On top of the challenge presented by the cycle of moving, settling, uprooting, moving, and resettling again, the Cheshires also faced health challenges. During Walt’s deployment to Iraq in 2009, Katie was diagnosed with hypothyroidism. In addition to homeschooling and solo parenting, she had to contend with the physical limitations of her diagnosis.

That year “was probably the hardest year of my life,” Katie said. At the time, she had six children ages eight and under, including a newborn. “We ended up in the ER a lot. I was very sick.” Four years later, Katie received an additional diagnosis: Lyme Disease. Thankfully, Walt was retired at that point and able to step in and carry the weight of homeschooling and caring for their children.

Cheshire family

Cheshire family

“I was in bed sometimes 80 percent of the time,” Katie recalled.

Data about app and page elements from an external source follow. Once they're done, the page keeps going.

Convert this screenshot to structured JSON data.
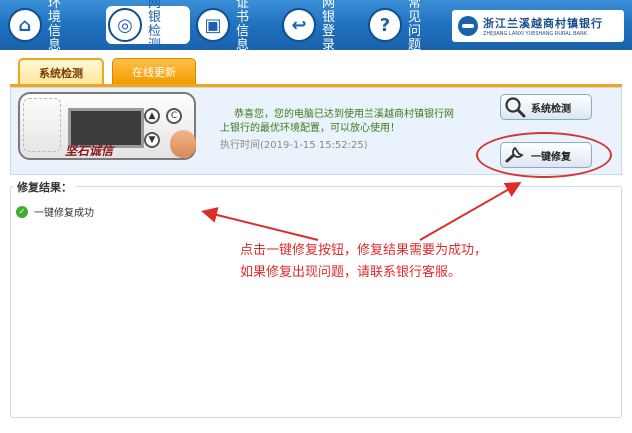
{
  "nav": {
    "items": [
      {
        "icon": "home-icon",
        "glyph": "⌂",
        "label": "环境信息"
      },
      {
        "icon": "bank-check-icon",
        "glyph": "◎",
        "label": "网银检测",
        "active": true
      },
      {
        "icon": "certificate-icon",
        "glyph": "▣",
        "label": "证书信息"
      },
      {
        "icon": "login-icon",
        "glyph": "↩",
        "label": "网银登录"
      },
      {
        "icon": "help-icon",
        "glyph": "?",
        "label": "常见问题"
      }
    ]
  },
  "bank": {
    "name_cn": "浙江兰溪越商村镇银行",
    "name_en": "ZHEJIANG LANXI YUESHANG RURAL BANK"
  },
  "tabs": {
    "active_label": "系统检测",
    "inactive_label": "在线更新"
  },
  "device": {
    "brand": "坚石诚信",
    "btn_a": "▲",
    "btn_c": "C",
    "btn_down": "▼"
  },
  "message": {
    "line1": "恭喜您，您的电脑已达到使用兰溪越商村镇银行网",
    "line2": "上银行的最优环境配置，可以放心使用！",
    "exec_label": "执行时间",
    "exec_time": "(2019-1-15 15:52:25)"
  },
  "buttons": {
    "check_label": "系统检测",
    "repair_label": "一键修复"
  },
  "results": {
    "title": "修复结果：",
    "item": "一键修复成功"
  },
  "annotation": {
    "line1": "点击一键修复按钮，修复结果需要为成功，",
    "line2": "如果修复出现问题，请联系银行客服。"
  },
  "colors": {
    "nav_bg": "#1f6fbd",
    "tab_orange": "#f39b00",
    "annotation_red": "#e02b2b",
    "success_green": "#3fae2a"
  }
}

Then Walt faced his own health challenge. He was diagnosed with squamous cell carcinoma in his jawbone in 2018.

He needed extensive surgery requiring the removal of his jawbone and the insertion of part of his leg bone to reconstruct his jaw. “They are still working on me as far as that goes,” he said. “I’m not the same as I used to be, but we’re coping. God’s getting us through it.”

Even during these dark times, the family flourished, in large part because of their decision to homeschool.

“You are doing a wonderful thing for your children,” Walt said. “Stay the course and trust God. You’re building this beautiful community within your family and with other homeschool families.”

“For me personally, homeschooling is the best gift you can give your children in the realm of education,” he continued. “You're doing the best for your children that you can. So to see it turn out well, that is just the joy of homeschooling.”

Finding Support

The combination of health costs and periods of unemployment due to health issues left the family stretched financially. As long-time members of HSLDA, Walt and Katie applied for and received several Curriculum Grants to help alleviate their financial stress.

Walt credited the grant with allowing them to continue to homeschool, and said it has been “a great help,” especially when he couldn’t work. “Grants from HSLDA have been a backbone to our homeschool for several years,” he said. “Being a disabled veteran dad and a mom with compromised health, homeschooling would have been an overwhelming challenge without your support.”

“It’s just blessed our family immensely,” he added.

The Cheshires are still homeschooling their youngest three children, and two of their adult sons have chosen to follow their father’s footsteps and join the military—truly making the career a family affair.

Katie knows without a doubt homeschooling is the right choice for her family. “It's just those hours and hours of homeschooling that add up to the fellowship that you have together,” she said. And her kids think so too. “They all plan to homeschool their children,” Katie said. “It does my heart good to hear this!”